I really want to give you advice on how to plan a trip during Reading Week, but to be honest, I can’t even remotely imagine a vacation during Reading Week, let alone give you advice. So, I’m going to give you tips on what I do know, even though it it much more boring: how to manage your free time during reading week.
1) Evaluate the Battlefield –>Sit down and make a list of all the things you have to do and for each item, allocate a realistic time frame in which that item can be completed. Be generous with the time allotments, and be realistic.
2) Create a Plan of Attack –> Make a schedule to effectively plan how and when everything will get done. Creating a schedule hour by hour means more than just choosing a day when a certain item will be done – it means planning realistically when you will sleep, wake-up, and study.
3) Rally the Troops –> A lot of my friends make a plan and then come back to school complaining family plans messed up their schedules. Newsflash? Your parents live in the room next you! Talk to them about their long weekend plans, and see how their schedules can be fit into yours to incorporate family time.

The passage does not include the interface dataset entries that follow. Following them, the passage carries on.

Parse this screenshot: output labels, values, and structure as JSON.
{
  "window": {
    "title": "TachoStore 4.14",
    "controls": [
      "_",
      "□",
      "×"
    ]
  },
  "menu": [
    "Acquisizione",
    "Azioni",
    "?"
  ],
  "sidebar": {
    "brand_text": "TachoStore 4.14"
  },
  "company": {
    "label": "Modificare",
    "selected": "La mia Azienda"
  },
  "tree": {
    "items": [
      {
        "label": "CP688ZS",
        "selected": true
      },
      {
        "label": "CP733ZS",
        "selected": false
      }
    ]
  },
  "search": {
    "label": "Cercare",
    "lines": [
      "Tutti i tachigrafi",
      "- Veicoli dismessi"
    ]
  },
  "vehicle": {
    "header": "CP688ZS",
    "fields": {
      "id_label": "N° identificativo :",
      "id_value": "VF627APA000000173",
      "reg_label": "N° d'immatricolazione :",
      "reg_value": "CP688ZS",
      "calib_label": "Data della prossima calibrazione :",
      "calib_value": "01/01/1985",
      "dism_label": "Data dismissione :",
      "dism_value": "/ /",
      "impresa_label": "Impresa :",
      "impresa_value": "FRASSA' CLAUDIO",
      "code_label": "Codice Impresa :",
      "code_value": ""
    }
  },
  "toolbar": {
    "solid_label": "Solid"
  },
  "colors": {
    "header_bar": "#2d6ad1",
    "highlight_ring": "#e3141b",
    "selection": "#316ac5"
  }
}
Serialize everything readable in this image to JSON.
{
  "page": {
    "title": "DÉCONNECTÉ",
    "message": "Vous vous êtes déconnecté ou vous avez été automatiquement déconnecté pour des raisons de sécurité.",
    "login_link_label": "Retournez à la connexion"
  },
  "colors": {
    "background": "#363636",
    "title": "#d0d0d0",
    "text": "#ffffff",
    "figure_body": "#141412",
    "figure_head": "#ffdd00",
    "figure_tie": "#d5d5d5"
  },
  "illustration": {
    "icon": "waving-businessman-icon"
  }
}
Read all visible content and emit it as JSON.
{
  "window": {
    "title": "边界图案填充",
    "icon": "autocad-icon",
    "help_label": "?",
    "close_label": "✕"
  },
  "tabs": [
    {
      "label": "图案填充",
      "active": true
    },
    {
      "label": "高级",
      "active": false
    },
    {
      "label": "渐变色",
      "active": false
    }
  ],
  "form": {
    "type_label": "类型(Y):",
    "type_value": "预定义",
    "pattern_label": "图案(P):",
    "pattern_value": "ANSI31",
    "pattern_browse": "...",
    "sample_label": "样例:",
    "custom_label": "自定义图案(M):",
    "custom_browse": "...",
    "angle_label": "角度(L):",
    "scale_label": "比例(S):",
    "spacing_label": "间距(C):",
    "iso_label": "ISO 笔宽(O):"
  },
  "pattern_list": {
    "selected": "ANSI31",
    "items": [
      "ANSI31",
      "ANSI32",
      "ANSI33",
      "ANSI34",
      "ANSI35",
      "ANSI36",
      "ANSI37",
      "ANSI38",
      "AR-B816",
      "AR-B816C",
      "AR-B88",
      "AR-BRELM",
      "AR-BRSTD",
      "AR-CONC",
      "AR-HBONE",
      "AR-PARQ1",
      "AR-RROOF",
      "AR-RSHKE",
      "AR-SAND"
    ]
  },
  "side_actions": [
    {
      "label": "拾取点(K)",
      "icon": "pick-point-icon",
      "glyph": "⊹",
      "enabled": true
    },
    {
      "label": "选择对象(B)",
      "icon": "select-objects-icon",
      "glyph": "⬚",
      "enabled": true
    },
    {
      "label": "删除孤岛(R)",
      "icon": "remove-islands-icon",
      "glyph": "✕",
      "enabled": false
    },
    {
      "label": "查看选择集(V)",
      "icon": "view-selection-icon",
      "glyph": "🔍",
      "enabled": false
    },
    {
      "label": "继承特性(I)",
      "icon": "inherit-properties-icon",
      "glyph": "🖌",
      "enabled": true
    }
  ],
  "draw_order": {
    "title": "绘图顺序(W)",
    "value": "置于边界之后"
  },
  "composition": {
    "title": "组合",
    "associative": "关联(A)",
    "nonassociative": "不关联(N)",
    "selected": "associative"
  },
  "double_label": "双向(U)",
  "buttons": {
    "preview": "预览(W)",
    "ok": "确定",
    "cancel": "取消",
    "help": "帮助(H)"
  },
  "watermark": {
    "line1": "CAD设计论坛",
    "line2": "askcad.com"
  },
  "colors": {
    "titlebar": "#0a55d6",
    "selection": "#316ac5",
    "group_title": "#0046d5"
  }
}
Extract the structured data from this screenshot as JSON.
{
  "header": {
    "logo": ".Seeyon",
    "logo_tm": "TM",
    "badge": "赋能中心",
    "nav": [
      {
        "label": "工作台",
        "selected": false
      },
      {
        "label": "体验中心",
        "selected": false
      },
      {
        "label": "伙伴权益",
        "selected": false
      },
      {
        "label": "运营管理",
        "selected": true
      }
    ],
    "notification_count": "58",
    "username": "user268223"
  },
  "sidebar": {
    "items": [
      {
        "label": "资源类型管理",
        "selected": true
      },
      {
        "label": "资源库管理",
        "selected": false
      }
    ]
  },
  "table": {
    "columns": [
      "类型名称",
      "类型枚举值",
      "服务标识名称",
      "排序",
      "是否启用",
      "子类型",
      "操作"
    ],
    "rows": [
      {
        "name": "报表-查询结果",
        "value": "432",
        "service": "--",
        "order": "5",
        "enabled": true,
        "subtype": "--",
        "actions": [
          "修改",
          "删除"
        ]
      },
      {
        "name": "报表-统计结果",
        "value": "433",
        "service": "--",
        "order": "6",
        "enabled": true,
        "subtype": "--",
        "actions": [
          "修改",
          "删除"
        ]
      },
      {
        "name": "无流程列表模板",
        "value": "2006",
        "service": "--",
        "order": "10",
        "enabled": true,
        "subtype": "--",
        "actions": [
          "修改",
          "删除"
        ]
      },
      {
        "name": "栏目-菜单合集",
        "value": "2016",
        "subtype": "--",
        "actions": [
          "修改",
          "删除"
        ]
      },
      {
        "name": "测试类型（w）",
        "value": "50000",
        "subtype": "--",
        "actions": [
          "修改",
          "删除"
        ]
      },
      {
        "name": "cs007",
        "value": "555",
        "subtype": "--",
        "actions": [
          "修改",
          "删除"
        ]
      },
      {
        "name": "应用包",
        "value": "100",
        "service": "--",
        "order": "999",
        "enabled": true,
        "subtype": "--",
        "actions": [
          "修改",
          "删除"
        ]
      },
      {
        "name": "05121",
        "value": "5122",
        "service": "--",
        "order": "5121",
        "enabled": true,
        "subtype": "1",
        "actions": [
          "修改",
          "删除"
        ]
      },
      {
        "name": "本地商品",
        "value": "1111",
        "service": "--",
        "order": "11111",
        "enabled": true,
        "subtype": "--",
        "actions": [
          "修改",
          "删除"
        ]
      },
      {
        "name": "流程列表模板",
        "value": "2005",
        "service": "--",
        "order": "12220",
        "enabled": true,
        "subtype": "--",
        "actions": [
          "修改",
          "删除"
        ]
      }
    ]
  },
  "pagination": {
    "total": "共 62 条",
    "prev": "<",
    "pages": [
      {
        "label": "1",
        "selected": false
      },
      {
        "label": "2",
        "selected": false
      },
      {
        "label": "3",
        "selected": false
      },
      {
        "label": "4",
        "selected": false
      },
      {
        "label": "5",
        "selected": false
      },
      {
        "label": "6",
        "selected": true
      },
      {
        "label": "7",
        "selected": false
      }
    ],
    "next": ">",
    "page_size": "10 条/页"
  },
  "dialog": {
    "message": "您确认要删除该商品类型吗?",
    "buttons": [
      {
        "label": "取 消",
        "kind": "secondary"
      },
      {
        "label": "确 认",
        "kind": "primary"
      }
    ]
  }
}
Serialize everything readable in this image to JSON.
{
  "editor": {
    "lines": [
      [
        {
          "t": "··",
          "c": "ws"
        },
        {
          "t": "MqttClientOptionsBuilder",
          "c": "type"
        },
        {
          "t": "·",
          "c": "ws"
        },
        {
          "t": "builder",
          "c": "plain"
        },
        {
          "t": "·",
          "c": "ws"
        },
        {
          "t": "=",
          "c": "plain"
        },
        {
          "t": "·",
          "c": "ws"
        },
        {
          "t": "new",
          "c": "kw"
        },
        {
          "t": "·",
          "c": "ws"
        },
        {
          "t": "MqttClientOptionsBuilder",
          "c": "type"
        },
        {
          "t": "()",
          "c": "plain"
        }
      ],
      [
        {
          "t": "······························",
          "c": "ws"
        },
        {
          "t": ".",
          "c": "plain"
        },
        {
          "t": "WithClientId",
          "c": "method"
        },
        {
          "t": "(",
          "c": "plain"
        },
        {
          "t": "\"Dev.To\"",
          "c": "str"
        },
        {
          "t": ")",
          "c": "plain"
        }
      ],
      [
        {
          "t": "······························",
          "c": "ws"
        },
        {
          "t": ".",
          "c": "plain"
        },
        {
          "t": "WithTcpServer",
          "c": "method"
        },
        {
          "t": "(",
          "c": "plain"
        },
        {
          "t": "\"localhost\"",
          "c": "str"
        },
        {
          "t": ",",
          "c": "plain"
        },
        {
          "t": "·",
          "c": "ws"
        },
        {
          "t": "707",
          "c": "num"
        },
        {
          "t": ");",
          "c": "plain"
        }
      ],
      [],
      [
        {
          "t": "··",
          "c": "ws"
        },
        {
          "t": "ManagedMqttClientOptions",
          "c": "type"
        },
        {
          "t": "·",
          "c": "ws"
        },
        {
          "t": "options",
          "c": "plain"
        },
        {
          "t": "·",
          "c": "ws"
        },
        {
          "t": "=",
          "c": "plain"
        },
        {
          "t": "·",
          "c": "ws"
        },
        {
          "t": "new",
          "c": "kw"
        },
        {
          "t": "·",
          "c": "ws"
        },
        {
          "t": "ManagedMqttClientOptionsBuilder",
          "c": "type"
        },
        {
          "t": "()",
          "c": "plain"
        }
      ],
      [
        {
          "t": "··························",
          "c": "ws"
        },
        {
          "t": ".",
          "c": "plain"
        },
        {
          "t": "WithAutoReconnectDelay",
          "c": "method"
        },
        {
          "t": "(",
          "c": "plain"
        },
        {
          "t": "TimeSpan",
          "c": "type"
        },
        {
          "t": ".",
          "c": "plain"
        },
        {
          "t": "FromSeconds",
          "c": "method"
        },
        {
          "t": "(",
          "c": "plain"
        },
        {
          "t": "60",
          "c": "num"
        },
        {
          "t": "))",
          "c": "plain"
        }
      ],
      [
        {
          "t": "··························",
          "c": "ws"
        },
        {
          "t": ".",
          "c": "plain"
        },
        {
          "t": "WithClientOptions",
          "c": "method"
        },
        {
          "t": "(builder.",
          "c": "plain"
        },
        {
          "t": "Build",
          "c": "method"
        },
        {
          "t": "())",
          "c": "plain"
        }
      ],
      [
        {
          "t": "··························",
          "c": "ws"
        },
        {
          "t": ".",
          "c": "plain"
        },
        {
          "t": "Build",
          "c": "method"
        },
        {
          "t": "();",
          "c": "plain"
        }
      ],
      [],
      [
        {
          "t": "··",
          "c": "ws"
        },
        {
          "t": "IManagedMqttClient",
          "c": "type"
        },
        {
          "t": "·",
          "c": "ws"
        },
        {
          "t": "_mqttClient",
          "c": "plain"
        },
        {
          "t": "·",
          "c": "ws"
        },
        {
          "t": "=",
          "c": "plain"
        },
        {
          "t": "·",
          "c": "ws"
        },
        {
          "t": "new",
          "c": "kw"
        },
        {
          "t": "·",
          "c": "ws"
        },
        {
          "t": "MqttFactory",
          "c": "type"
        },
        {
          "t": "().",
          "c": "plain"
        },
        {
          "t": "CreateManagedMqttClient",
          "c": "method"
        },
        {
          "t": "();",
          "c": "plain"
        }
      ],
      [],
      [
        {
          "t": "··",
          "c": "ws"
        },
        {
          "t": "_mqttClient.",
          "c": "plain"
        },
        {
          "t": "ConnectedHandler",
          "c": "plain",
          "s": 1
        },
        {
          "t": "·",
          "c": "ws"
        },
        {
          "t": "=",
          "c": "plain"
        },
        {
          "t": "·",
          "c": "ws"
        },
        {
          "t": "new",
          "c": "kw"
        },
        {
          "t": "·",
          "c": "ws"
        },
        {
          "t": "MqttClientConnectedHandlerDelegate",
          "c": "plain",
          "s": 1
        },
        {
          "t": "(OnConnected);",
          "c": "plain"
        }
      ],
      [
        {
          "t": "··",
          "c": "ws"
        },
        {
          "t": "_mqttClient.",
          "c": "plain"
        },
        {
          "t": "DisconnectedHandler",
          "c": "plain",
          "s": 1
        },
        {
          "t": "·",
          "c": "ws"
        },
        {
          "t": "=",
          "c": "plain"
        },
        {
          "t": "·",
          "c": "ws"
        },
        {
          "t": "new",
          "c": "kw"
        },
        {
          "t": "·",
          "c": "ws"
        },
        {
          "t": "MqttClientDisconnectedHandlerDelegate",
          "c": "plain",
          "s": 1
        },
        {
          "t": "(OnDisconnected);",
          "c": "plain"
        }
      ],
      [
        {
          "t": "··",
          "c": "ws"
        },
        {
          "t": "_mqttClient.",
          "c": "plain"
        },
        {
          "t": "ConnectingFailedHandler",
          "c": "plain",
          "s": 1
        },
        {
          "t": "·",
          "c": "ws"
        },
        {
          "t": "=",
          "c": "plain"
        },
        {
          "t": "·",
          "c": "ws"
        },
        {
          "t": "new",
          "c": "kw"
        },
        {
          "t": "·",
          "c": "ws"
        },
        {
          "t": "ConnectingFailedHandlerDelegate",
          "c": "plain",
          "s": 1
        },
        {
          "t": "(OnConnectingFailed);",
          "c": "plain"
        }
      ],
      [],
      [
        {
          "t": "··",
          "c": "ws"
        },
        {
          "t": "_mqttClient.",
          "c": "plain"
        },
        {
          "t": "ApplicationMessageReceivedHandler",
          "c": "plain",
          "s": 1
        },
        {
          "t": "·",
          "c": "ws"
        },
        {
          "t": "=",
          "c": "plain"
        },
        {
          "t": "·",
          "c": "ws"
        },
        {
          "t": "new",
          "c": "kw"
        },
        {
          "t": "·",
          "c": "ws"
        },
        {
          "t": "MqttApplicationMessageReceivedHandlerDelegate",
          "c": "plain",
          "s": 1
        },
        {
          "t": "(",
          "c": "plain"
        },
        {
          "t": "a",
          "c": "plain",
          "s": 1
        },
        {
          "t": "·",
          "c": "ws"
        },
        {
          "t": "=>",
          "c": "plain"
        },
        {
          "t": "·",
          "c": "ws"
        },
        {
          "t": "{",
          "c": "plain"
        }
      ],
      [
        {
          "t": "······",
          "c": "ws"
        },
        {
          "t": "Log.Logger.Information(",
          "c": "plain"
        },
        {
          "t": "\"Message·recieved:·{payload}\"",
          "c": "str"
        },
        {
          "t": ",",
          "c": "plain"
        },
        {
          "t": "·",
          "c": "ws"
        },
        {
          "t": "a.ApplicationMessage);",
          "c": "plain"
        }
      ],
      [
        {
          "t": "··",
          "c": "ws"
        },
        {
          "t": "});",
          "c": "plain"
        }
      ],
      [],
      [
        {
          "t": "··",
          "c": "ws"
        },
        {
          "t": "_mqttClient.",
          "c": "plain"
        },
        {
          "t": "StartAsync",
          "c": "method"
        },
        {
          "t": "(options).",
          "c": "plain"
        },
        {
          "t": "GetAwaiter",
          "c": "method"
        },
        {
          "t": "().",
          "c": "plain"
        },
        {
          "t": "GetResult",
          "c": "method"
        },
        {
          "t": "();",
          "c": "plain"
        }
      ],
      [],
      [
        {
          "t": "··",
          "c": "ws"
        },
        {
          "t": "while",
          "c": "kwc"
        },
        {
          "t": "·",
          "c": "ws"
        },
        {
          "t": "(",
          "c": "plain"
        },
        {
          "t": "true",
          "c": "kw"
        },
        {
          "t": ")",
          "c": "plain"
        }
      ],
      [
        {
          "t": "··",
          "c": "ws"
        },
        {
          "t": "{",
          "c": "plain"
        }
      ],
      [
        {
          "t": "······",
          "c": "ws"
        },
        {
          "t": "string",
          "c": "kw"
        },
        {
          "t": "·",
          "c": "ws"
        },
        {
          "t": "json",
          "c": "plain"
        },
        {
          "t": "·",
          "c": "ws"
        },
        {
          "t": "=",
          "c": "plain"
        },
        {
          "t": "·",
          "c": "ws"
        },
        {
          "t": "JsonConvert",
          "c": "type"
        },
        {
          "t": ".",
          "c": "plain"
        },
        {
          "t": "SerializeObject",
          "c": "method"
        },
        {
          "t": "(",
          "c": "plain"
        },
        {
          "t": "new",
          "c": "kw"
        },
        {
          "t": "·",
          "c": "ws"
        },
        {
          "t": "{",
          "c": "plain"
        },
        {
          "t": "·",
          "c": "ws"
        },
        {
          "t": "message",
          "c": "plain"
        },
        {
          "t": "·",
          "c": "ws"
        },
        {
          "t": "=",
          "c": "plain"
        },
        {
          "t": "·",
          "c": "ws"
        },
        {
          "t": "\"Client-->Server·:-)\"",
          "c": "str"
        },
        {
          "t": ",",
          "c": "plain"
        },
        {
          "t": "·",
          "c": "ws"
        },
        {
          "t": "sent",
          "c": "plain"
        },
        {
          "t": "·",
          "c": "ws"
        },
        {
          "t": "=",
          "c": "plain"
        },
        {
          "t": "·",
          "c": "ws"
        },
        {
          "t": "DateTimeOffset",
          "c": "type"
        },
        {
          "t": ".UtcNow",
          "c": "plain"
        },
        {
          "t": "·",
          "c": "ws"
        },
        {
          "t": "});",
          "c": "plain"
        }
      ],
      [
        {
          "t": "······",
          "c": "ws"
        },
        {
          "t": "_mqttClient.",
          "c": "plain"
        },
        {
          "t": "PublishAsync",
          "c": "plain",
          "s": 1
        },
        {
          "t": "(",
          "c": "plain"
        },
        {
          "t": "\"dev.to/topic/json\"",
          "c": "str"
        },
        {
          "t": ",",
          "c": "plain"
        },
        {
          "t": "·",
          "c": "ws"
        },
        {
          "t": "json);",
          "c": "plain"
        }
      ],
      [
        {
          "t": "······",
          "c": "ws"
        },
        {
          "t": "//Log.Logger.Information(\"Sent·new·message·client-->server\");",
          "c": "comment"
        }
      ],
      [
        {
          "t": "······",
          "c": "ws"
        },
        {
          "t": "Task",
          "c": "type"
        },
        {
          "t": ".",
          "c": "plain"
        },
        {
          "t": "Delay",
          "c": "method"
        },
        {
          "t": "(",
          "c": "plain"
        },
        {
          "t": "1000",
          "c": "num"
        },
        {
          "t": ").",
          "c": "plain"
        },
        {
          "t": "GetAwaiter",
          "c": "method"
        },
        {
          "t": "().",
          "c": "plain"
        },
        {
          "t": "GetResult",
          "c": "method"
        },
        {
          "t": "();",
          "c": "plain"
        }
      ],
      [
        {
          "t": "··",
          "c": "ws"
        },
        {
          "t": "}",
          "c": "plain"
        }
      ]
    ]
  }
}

4) Set a Deadline –> A friend and I are planning to meet up “study group style” to prepare for a midterm. The study group session is based on whether or not we can finish the hundreds of pages of readings in time. I just realized this is the wrong mentality. The study group should be a fixed date, because it will force me to ensure the readings are done so I am prepared. If the stud group is a flexible date, it becomes easy to push the date back later and later. Setting deadlines means you don’t just set deadline for yourself, but also deadlines which are immobile, ensuring you sit down and get the work done.
5) Medal/Reward for Hard Work –> Don’t forget, this is Reading Week, and you deserve some time off for the hard work you have put into school so far. Although you may not get a to take alternative days off during the Reading Week, consider watching a movie at home one evening as a quick fix, or going out for a dinner. Set your rewards as you achieve your goals and deadlines, and it can still be a balanced reading week.
Any other tips? Please leave a comment below!